Prompt:
Which of the lines below contain the string "VLAN"? Copy each one.

(Component data from apps and pages)
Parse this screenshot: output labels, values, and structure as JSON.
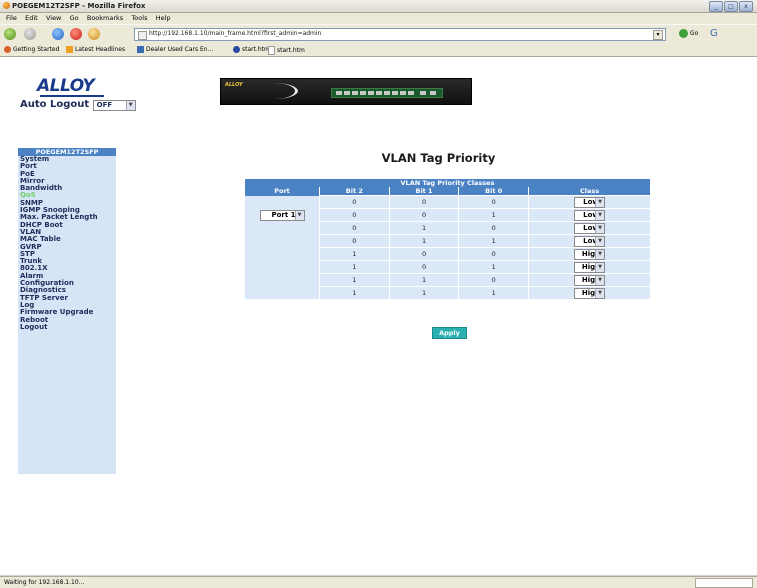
{
  "window": {
    "title": "POEGEM12T2SFP - Mozilla Firefox",
    "buttons": [
      "_",
      "□",
      "x"
    ]
  },
  "menu": [
    "File",
    "Edit",
    "View",
    "Go",
    "Bookmarks",
    "Tools",
    "Help"
  ],
  "nav": {
    "url": "http://192.168.1.10/main_frame.html?first_admin=admin",
    "go_label": "Go"
  },
  "bookmarks": [
    "Getting Started",
    "Latest Headlines",
    "Dealer Used Cars En...",
    "start.htm",
    "start.htm"
  ],
  "status": {
    "text": "Waiting for 192.168.1.10..."
  },
  "logo": {
    "text": "ALLOY"
  },
  "auto_logout": {
    "label": "Auto Logout",
    "value": "OFF"
  },
  "device": {
    "brand": "ALLOY"
  },
  "sidebar": {
    "header": "POEGEM12T2SFP",
    "items": [
      "System",
      "Port",
      "PoE",
      "Mirror",
      "Bandwidth",
      "QoS",
      "SNMP",
      "IGMP Snooping",
      "Max. Packet Length",
      "DHCP Boot",
      "VLAN",
      "MAC Table",
      "GVRP",
      "STP",
      "Trunk",
      "802.1X",
      "Alarm",
      "Configuration",
      "Diagnostics",
      "TFTP Server",
      "Log",
      "Firmware Upgrade",
      "Reboot",
      "Logout"
    ],
    "active_index": 5
  },
  "main": {
    "title": "VLAN Tag Priority",
    "table_caption": "VLAN Tag Priority Classes",
    "columns": [
      "Port",
      "Bit 2",
      "Bit 1",
      "Bit 0",
      "Class"
    ],
    "port_select": "Port 1",
    "rows": [
      {
        "bit2": "0",
        "bit1": "0",
        "bit0": "0",
        "class": "Low"
      },
      {
        "bit2": "0",
        "bit1": "0",
        "bit0": "1",
        "class": "Low"
      },
      {
        "bit2": "0",
        "bit1": "1",
        "bit0": "0",
        "class": "Low"
      },
      {
        "bit2": "0",
        "bit1": "1",
        "bit0": "1",
        "class": "Low"
      },
      {
        "bit2": "1",
        "bit1": "0",
        "bit0": "0",
        "class": "High"
      },
      {
        "bit2": "1",
        "bit1": "0",
        "bit0": "1",
        "class": "High"
      },
      {
        "bit2": "1",
        "bit1": "1",
        "bit0": "0",
        "class": "High"
      },
      {
        "bit2": "1",
        "bit1": "1",
        "bit0": "1",
        "class": "High"
      }
    ],
    "apply_label": "Apply"
  }
}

Written response:
      "VLAN",
    "title": "VLAN Tag Priority",
    "table_caption": "VLAN Tag Priority Classes",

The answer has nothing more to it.